Task to complete: Please output the following records exactly. Leave every image out.

Dataset excerpts:

_ _ _ _ _ _ _

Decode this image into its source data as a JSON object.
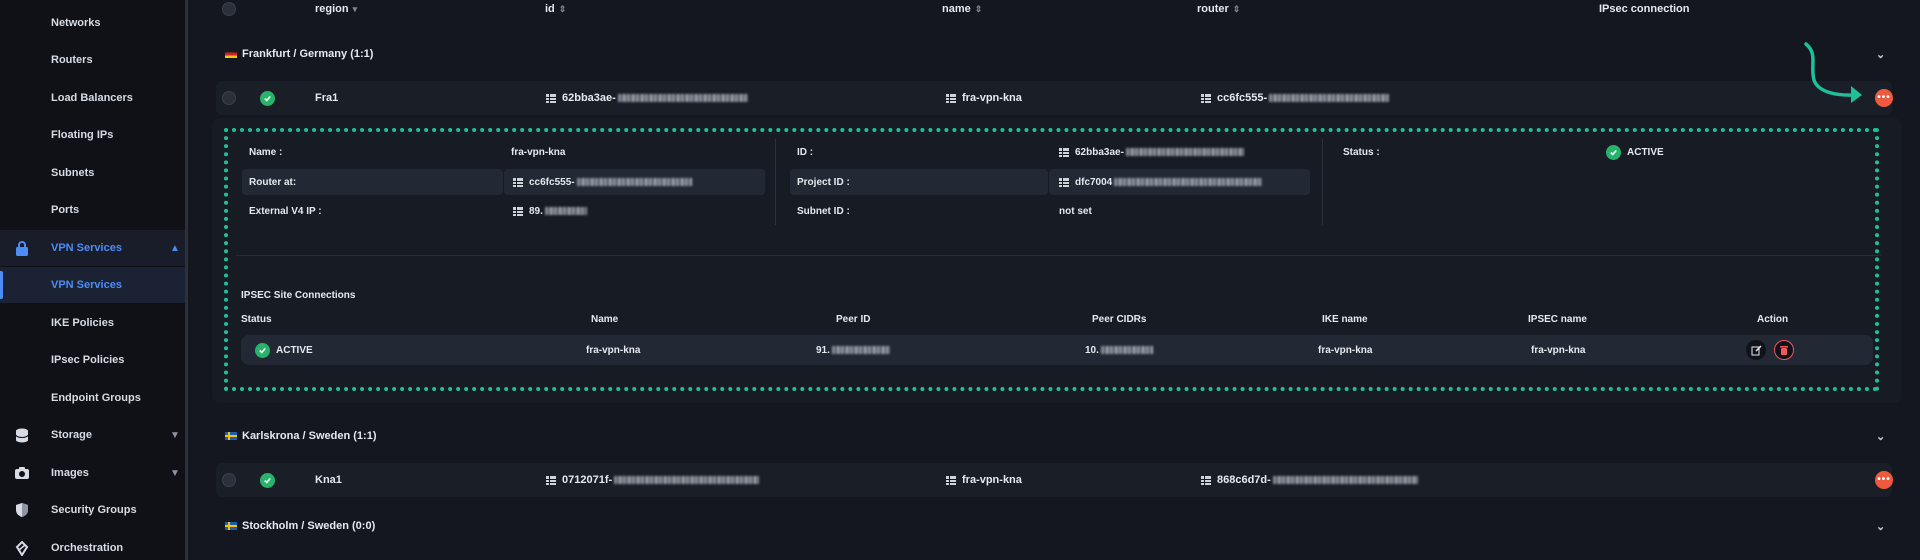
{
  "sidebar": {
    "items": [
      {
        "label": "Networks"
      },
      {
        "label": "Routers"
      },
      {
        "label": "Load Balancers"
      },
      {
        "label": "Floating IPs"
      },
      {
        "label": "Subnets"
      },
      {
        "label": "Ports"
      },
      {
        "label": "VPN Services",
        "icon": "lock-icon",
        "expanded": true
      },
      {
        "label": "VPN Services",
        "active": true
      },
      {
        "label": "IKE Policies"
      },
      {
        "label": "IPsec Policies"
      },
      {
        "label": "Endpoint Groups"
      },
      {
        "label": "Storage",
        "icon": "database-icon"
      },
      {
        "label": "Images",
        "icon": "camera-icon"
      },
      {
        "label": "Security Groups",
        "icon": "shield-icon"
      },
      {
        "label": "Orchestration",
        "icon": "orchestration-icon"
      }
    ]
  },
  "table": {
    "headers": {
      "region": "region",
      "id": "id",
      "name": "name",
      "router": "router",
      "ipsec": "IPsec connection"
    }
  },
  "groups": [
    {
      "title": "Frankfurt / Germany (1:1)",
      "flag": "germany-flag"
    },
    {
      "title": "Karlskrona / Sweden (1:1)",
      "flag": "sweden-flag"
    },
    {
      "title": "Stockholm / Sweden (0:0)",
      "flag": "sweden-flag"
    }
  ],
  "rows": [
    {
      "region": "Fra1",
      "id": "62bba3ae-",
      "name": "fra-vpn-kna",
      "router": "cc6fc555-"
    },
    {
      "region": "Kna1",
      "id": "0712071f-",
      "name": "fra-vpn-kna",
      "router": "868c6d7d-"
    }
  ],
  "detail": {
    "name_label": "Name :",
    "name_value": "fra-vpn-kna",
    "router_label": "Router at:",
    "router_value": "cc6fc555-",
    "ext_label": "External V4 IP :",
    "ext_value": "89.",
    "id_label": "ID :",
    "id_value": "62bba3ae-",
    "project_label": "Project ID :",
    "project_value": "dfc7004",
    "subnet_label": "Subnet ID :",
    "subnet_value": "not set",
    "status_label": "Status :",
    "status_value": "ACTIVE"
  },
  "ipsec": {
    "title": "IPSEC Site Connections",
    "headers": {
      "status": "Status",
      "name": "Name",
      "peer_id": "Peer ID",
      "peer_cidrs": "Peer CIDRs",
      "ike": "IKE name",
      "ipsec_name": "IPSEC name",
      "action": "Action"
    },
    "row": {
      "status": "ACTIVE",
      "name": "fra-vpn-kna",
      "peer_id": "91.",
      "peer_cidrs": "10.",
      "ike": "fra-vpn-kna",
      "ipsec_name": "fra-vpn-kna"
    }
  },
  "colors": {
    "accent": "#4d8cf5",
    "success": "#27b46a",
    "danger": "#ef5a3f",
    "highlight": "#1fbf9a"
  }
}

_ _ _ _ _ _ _

Solution:
Decode this image into its source data as a JSON object.
{
  "sidebar": {
    "items": [
      {
        "label": "Networks"
      },
      {
        "label": "Routers"
      },
      {
        "label": "Load Balancers"
      },
      {
        "label": "Floating IPs"
      },
      {
        "label": "Subnets"
      },
      {
        "label": "Ports"
      },
      {
        "label": "VPN Services",
        "icon": "lock-icon",
        "expanded": true
      },
      {
        "label": "VPN Services",
        "active": true
      },
      {
        "label": "IKE Policies"
      },
      {
        "label": "IPsec Policies"
      },
      {
        "label": "Endpoint Groups"
      },
      {
        "label": "Storage",
        "icon": "database-icon"
      },
      {
        "label": "Images",
        "icon": "camera-icon"
      },
      {
        "label": "Security Groups",
        "icon": "shield-icon"
      },
      {
        "label": "Orchestration",
        "icon": "orchestration-icon"
      }
    ]
  },
  "table": {
    "headers": {
      "region": "region",
      "id": "id",
      "name": "name",
      "router": "router",
      "ipsec": "IPsec connection"
    }
  },
  "groups": [
    {
      "title": "Frankfurt / Germany (1:1)",
      "flag": "germany-flag"
    },
    {
      "title": "Karlskrona / Sweden (1:1)",
      "flag": "sweden-flag"
    },
    {
      "title": "Stockholm / Sweden (0:0)",
      "flag": "sweden-flag"
    }
  ],
  "rows": [
    {
      "region": "Fra1",
      "id": "62bba3ae-",
      "name": "fra-vpn-kna",
      "router": "cc6fc555-"
    },
    {
      "region": "Kna1",
      "id": "0712071f-",
      "name": "fra-vpn-kna",
      "router": "868c6d7d-"
    }
  ],
  "detail": {
    "name_label": "Name :",
    "name_value": "fra-vpn-kna",
    "router_label": "Router at:",
    "router_value": "cc6fc555-",
    "ext_label": "External V4 IP :",
    "ext_value": "89.",
    "id_label": "ID :",
    "id_value": "62bba3ae-",
    "project_label": "Project ID :",
    "project_value": "dfc7004",
    "subnet_label": "Subnet ID :",
    "subnet_value": "not set",
    "status_label": "Status :",
    "status_value": "ACTIVE"
  },
  "ipsec": {
    "title": "IPSEC Site Connections",
    "headers": {
      "status": "Status",
      "name": "Name",
      "peer_id": "Peer ID",
      "peer_cidrs": "Peer CIDRs",
      "ike": "IKE name",
      "ipsec_name": "IPSEC name",
      "action": "Action"
    },
    "row": {
      "status": "ACTIVE",
      "name": "fra-vpn-kna",
      "peer_id": "91.",
      "peer_cidrs": "10.",
      "ike": "fra-vpn-kna",
      "ipsec_name": "fra-vpn-kna"
    }
  },
  "colors": {
    "accent": "#4d8cf5",
    "success": "#27b46a",
    "danger": "#ef5a3f",
    "highlight": "#1fbf9a"
  }
}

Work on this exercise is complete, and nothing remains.